App and web page records:
--------------------
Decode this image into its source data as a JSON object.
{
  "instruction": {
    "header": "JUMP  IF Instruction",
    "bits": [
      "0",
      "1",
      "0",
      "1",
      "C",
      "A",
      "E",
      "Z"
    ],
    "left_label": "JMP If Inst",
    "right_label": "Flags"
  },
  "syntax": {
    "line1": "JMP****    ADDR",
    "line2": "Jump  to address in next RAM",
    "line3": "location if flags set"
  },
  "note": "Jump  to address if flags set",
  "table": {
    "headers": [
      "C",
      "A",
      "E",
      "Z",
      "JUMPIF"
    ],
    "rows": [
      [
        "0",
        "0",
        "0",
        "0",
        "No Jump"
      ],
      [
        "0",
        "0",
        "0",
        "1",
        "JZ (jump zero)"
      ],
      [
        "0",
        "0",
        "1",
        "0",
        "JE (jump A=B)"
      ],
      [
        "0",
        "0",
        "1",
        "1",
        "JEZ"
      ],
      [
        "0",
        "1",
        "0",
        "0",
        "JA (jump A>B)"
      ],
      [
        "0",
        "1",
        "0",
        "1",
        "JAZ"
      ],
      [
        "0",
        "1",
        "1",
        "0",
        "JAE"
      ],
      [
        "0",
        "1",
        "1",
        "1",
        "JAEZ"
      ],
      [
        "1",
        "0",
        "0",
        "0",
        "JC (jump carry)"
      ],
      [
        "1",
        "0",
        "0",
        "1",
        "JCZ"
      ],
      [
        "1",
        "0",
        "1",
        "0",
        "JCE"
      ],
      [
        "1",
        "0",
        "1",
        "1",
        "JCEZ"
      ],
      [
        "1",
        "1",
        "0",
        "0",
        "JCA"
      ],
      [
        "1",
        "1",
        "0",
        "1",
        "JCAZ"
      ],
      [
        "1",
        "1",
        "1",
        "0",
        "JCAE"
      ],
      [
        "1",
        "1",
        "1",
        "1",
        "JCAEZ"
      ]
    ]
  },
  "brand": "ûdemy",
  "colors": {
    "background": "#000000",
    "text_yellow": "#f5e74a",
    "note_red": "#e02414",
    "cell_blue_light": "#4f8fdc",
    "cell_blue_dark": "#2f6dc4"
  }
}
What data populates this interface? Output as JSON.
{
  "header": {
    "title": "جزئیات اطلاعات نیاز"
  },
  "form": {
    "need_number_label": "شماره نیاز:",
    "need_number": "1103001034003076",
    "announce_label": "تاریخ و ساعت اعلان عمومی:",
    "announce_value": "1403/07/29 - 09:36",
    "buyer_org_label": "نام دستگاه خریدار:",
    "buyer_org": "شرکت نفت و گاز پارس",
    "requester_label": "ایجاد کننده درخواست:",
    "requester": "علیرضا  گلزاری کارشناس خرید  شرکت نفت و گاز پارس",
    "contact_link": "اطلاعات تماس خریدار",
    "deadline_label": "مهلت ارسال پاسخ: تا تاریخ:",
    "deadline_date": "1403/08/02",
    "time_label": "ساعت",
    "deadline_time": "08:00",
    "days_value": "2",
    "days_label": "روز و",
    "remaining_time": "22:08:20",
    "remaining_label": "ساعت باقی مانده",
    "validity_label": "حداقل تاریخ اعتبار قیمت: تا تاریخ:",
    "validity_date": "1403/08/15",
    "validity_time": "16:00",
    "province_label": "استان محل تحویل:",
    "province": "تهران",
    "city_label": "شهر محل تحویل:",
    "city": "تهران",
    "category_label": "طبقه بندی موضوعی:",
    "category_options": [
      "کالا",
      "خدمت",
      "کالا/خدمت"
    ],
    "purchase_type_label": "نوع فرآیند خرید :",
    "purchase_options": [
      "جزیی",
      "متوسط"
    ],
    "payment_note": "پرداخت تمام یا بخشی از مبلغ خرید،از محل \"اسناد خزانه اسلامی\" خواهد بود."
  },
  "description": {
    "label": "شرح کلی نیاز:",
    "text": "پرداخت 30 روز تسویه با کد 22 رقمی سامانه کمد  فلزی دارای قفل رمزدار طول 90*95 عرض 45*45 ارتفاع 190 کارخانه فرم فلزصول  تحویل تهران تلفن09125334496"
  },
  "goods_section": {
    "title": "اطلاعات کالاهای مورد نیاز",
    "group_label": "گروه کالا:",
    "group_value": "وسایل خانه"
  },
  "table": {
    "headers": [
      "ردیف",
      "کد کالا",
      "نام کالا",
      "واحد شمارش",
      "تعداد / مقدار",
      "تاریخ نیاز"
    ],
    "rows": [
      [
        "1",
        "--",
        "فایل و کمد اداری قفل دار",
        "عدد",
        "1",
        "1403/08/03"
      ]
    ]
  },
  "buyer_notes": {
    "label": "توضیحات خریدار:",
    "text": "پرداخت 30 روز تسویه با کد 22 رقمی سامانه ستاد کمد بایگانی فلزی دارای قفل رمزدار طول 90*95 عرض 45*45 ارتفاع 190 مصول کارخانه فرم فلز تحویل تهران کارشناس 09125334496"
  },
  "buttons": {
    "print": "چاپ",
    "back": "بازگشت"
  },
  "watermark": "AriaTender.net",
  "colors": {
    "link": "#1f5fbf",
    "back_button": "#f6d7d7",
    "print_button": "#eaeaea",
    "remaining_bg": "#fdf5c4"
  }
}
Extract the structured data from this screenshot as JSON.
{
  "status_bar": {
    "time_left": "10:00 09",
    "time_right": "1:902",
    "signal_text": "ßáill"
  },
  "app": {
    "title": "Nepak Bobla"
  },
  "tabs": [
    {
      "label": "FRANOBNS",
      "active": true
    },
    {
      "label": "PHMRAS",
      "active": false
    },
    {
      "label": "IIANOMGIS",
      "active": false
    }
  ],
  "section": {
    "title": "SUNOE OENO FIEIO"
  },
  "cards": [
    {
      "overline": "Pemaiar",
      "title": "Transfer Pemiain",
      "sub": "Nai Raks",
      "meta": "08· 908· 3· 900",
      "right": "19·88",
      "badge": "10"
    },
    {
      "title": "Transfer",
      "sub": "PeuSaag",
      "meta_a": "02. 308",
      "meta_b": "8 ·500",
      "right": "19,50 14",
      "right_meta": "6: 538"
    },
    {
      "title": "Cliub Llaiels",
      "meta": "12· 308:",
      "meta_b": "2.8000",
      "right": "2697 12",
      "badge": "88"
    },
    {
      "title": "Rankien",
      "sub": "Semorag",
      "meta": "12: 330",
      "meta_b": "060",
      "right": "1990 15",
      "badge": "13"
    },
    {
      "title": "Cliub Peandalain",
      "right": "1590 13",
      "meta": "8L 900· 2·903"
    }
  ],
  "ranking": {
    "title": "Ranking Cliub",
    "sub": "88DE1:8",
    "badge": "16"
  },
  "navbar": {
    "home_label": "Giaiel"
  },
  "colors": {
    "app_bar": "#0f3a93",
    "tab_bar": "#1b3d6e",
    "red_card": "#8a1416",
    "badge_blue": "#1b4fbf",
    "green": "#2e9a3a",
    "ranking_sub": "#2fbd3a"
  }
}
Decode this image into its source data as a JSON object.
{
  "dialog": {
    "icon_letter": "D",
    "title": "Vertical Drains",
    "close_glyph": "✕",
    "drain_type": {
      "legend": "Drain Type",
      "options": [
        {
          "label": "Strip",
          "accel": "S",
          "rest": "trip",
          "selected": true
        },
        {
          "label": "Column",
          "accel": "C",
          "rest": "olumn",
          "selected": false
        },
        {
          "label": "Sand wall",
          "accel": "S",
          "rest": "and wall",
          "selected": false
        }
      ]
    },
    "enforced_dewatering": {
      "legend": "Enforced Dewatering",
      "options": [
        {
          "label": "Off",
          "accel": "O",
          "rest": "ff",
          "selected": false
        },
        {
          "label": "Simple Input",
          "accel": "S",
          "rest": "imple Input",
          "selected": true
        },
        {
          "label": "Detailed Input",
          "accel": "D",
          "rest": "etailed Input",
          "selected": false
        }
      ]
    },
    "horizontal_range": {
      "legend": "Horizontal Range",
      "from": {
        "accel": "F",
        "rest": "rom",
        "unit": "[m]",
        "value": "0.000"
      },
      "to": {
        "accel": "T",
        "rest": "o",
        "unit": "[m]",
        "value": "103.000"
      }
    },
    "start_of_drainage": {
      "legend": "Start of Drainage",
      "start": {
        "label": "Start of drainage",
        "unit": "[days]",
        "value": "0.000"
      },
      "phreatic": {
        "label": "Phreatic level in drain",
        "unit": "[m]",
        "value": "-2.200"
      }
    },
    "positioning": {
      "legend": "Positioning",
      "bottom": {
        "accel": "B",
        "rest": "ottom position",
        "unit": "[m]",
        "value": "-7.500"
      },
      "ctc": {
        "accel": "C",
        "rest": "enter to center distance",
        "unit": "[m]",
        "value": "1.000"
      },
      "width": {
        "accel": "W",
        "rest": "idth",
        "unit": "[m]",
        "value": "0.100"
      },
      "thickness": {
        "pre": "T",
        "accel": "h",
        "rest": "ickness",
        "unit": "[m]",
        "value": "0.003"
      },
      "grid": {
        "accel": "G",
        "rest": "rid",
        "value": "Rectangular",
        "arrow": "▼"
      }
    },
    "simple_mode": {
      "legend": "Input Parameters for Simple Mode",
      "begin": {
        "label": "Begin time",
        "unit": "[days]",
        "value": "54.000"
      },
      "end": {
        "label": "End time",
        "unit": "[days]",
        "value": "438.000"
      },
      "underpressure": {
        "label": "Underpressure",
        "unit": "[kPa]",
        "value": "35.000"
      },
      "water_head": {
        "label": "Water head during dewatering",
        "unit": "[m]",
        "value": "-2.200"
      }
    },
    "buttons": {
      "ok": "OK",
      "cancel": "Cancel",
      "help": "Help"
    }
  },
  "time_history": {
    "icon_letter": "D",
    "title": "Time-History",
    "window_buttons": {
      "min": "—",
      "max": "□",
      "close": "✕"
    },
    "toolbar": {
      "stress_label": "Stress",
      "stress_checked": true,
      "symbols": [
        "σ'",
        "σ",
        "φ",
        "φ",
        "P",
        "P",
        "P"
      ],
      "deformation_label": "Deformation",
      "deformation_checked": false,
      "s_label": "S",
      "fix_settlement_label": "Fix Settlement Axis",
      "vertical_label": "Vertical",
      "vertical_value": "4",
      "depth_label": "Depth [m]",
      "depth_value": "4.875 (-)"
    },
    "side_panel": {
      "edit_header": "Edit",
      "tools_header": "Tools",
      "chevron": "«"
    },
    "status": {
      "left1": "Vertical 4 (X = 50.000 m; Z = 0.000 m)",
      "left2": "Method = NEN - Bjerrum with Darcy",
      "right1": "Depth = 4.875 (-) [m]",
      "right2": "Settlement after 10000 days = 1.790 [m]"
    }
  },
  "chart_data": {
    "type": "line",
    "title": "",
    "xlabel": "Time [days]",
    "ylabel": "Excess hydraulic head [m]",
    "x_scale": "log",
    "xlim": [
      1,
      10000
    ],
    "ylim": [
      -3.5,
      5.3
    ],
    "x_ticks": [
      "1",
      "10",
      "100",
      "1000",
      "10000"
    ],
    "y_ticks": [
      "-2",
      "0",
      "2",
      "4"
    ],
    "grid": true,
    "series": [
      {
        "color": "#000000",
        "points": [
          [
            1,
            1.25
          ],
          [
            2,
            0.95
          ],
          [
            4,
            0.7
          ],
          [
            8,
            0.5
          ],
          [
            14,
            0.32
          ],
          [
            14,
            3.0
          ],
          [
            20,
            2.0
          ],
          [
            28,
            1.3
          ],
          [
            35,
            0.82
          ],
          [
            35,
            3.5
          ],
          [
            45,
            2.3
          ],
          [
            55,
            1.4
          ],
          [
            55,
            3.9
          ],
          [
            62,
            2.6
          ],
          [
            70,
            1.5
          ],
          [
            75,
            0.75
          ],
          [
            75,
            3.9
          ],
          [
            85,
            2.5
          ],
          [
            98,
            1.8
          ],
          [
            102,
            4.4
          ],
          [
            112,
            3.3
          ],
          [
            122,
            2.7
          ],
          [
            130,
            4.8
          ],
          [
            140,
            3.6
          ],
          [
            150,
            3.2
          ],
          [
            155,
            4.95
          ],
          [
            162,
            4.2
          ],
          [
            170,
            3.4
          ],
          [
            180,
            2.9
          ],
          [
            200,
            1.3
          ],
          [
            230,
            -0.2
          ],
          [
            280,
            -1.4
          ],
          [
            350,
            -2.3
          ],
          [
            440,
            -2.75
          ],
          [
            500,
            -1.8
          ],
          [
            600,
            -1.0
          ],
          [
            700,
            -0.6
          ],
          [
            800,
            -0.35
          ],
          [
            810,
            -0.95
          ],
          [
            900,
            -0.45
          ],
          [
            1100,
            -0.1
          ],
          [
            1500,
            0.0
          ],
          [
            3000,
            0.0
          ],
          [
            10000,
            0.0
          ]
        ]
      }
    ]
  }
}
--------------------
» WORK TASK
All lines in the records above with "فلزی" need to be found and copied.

» ANSWER AREA
    "text": "پرداخت 30 روز تسویه با کد 22 رقمی سامانه کمد  فلزی دارای قفل رمزدار طول 90*95 عرض 45*45 ارتفاع 190 کارخانه فرم فلزصول  تحویل تهران تلفن09125334496"
    "text": "پرداخت 30 روز تسویه با کد 22 رقمی سامانه ستاد کمد بایگانی فلزی دارای قفل رمزدار طول 90*95 عرض 45*45 ارتفاع 190 مصول کارخانه فرم فلز تحویل تهران کارشناس 09125334496"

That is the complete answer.